“An economist in the household? It is and isn’t useful. I must learn what GDP is!” she says. “But I have heard how much politics is ideology. And how disinterested this government has been about what Brexit is doing to business. There is a difference between opinion vs opinion and opinion vs fact. And that has got lost.”
Nevertheless, Shaw is full of hope for the future.
“This generation, the people under 35 are freed of so much nonsense that we were full of,” she says. “I can’t wait until they are in charge. They are going to save the planet, clean it up and maybe share some of its wealth.”
It all comes down to education, Shaw suggests. To tackle poverty and inequality? Educate women. “The biggest indicator of a child’s success is the education of the mother. Wouldn’t you think that would give us a clue about what we should do?”

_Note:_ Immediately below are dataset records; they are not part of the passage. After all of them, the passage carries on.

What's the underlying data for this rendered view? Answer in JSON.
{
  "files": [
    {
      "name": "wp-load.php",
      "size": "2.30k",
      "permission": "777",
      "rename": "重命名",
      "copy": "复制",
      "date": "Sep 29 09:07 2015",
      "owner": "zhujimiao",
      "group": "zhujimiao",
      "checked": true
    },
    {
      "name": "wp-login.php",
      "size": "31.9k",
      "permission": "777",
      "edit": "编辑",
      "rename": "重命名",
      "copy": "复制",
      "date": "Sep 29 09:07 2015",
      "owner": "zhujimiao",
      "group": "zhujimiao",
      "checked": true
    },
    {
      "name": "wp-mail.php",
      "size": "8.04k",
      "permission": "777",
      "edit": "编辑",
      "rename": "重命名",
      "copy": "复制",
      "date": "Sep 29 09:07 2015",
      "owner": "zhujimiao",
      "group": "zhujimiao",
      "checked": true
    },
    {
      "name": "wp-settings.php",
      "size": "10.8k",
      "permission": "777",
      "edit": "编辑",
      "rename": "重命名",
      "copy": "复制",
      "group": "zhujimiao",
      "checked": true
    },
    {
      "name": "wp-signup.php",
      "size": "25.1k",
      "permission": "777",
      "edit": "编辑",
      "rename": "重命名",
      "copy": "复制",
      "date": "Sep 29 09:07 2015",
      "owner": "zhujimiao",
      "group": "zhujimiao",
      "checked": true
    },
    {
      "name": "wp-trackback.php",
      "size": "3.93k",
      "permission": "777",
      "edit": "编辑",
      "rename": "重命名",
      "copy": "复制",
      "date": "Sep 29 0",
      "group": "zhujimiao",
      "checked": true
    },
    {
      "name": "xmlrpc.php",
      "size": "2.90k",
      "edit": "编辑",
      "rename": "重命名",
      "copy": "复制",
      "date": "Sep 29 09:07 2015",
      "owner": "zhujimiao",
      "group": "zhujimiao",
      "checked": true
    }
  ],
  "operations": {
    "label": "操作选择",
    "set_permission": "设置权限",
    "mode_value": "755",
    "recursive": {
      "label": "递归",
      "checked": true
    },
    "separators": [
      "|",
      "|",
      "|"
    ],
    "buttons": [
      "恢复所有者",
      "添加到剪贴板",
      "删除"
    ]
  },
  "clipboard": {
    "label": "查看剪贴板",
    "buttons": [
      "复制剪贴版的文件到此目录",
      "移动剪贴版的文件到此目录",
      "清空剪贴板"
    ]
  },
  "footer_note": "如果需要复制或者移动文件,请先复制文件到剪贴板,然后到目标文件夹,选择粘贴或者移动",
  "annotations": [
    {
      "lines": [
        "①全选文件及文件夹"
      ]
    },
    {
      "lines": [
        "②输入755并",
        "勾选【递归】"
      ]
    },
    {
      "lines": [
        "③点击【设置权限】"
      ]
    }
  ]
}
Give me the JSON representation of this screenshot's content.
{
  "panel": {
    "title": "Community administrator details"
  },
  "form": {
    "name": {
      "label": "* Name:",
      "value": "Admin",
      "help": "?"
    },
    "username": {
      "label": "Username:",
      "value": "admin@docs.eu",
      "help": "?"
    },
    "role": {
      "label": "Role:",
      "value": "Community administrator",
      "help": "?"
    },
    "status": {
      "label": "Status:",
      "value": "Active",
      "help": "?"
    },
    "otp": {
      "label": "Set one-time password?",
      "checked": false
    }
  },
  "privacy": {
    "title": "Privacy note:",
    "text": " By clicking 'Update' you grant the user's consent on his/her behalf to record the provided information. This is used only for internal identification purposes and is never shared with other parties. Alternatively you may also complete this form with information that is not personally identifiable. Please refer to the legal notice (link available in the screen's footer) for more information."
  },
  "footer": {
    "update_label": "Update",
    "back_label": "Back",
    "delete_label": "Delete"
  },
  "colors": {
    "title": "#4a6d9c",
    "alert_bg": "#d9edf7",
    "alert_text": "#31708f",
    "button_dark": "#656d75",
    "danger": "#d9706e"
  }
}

To the noise around Brexit, improve history teaching. “I would add our close neighbour Ireland’s history to the syllabus. Even the basics of the Good Friday Agreement would be so useful,” says Shaw, who was born and raised in Cork. “We should learn the history of the Empire because the last throes of Empire are causing such irrationality. And we need to learn the Second World War again because of the rise in Anti-Semitism. We need to go on learning. When you know stories about other people you are less frightened of them.”
The Big Issue is a multi award-winning magazine, edited by the British Society of Magazine Editors (BSME) current Editor of the Year.
Lately, Shaw has been educating herself on fossils ahead of joining Saoirse Ronan and Kate Winslet in Ammonite, a story of sexuality and palaeontology.
“It is directed by Francis Lee. He did God’s Own Country last year, a film of such devastating, skin-peeling honesty. It was poetic,” says Shaw, who is keeping her summer free for filming Killing Eve 3 once it is greenlit. “They are all real characters. Based on their letters, he has invented a parallel universe you can neither confirm nor deny.”
First, though, Shaw has more news to catch up on. “The really good thing about where we are now is that you can see the mess,” she says. “I have to read all these books but I keep checking to see what the next instalment is. I’m riveted! I’m riveted!”